Ed Vrdolyak and his City Council allies wanted to investigate. Byrne cobbled together the votes to prevent it.
Minutes later, a self-satisfied Byrne literally smoked a cigarette as she gloated about her victory before the cameras and microphones.
But, after bringing Vrdolyak to his knees, Byrne made her peace with the alderman. She turned the Council over to Vrdolyak, Burke and then-Ald. Fred Roti (1st).
I remember the stunned look on the faces of Mell and Lipinski as they left the mayor’s office after learning they had been double-crossed.
It wasn’t the first time Byrne’s mean streak reared its head.

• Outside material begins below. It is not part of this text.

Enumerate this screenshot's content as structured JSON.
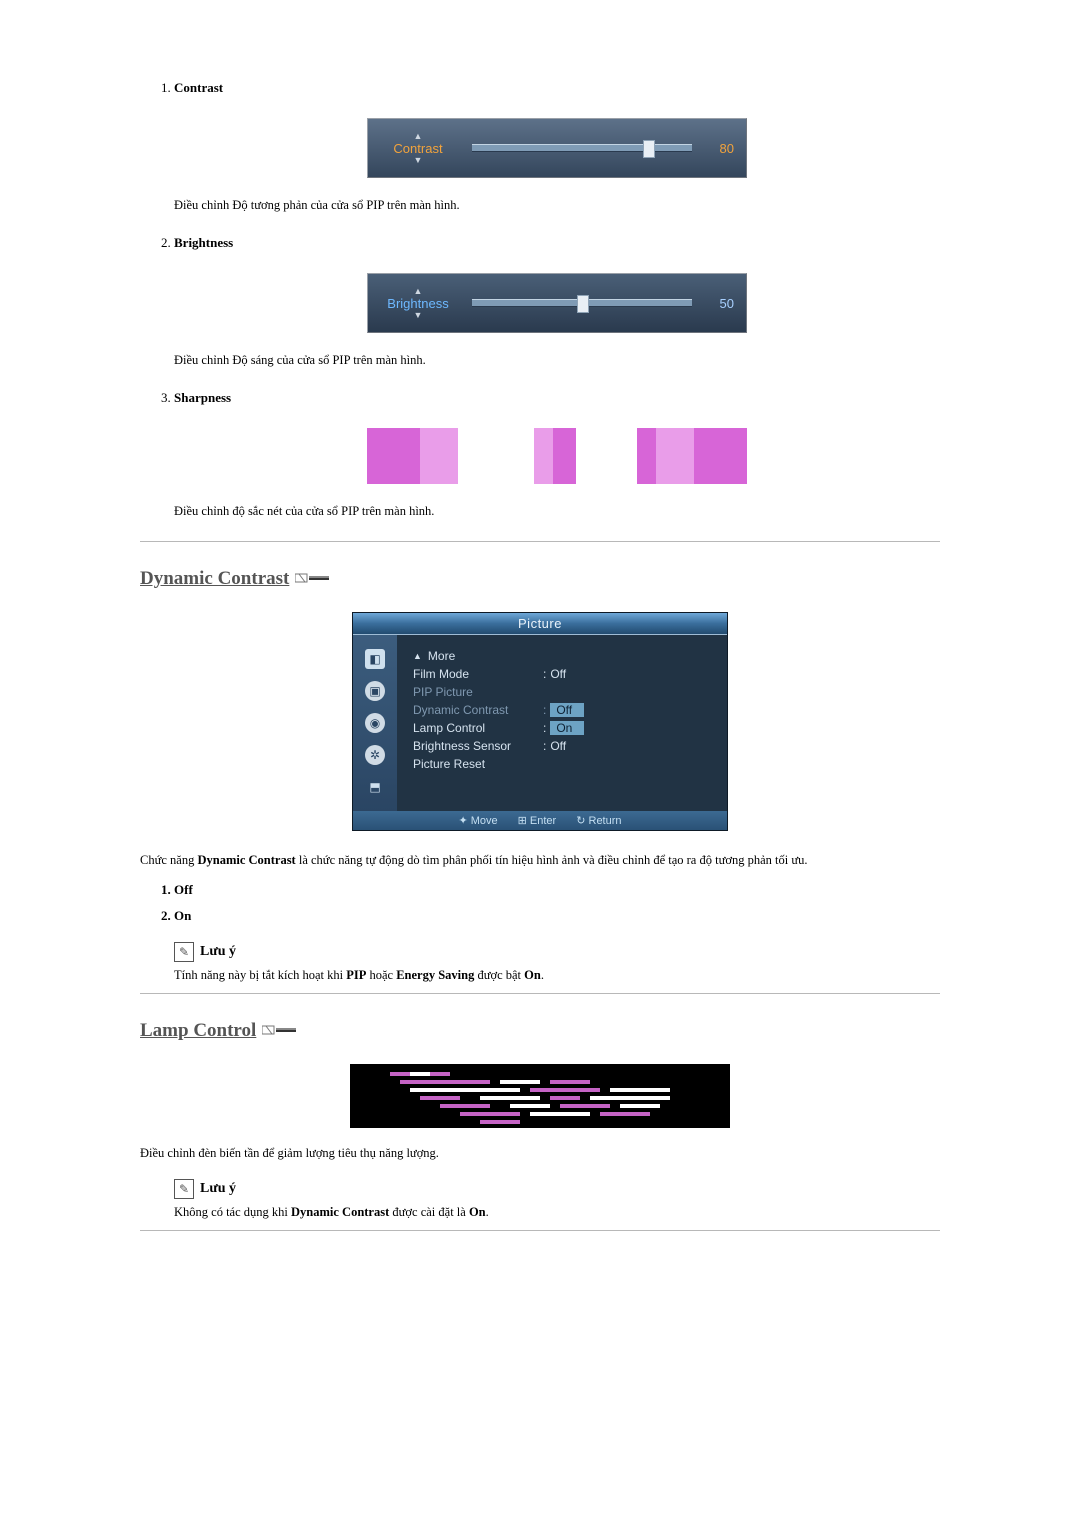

Even I was the victim of it as a young radio reporter for WIND-AM 560.
I remember returning from a vacation with blonde highlights in my hair and chasing Byrne down a hallway to ask her if she had any response to the big demonstration outside City Hall.
“No, but your bleach job is beautiful,” the mayor of Chicago told me, as the television cameras recorded the moment. I was mortified.
Ironically, Byrne would be forced to endure a similarly mortifying moment about her appearance, but she had the power to get the last laugh.
It happened after Chicago’s first and only woman mayor returned to the city after recovering from a face-lift.
On Byrne’s first day back, city payrollers lined a second-floor hallway to catch a glimpse of the mayor as she arrived at the City Council chambers to chair a Council meeting.
“She looks as bad as ever,” a longtime secretary made the mistake of saying aloud as Byrne passed by.
The next day, the secretary was gone — fired by a mayor who had heard the insult and gotten even.
The same thing happened after the Chicago Tribune wrote a front-page story under the headline, “Mob Ties to City Hall” by then-columnist Bob Wiedrich.
Byrne and her husband, former newspaper reporter Jay McMullen, were so livid about the suggestion of organized crime ties to their administration and to the Chicago Police Department, they made the unprecedented decision to evict the Tribune’s reporters from City Hall.
On Monday morning, my colleague Bob Davis, who covered City Hall for the Trib, arrived for work dressed in a suit for probably the first time in his working life. And it was a good thing he did. Every camera in the western world was on hand to ask Davis how he felt about the mayor of Chicago’s decision to violate the First Amendment
After a worldwide media beating, Byrne reversed the decision. But she wasn’t done getting even.
Instead, she filled the City Hall press room with desks with name plates for publications that never covered City Hall, including La Raza and the Abendpost, a local German paper. There were so many empty desks in the room, we could hardly open the door. Byrne also had one of her patented “snits” and didn’t talk to the press for weeks.
That would be turn out to be a dress rehearsal for the final two years of Byrne’s administration.
During the first two years, she was a walking headline machine. We literally had to stake her out when she arrived for work, went to lunch and left City Hall for the day.
Sometimes, a decision to fire 50 people in the morning turned to 100 by noon and 500 by the end of the day. The same story had to be filed three times because the numbers changed.
She fired so many people for political reasons, triggering so many Shakman lawsuits, that McMullen, who served as Byrne’s $1-a-year press secretary, accused U.S. District Judge Nicholas Bua of running an “Orphans-of-the-Storm refuge for political hacks.”
But as she geared up for re-election, Byrne raised $10 million and turned her political future over to media consultant David Sawyer, who advised her to keep her mouth shut.
She became programmed, much the way that Mayor Rahm Emanuel is now.
It didn’t work, and it’s not the way I choose to remember Jane Byrne.
Like I said, she was one of the most natural, glib and gifted politicians I have ever covered. If only she had stayed true to her principles and played to her strengths.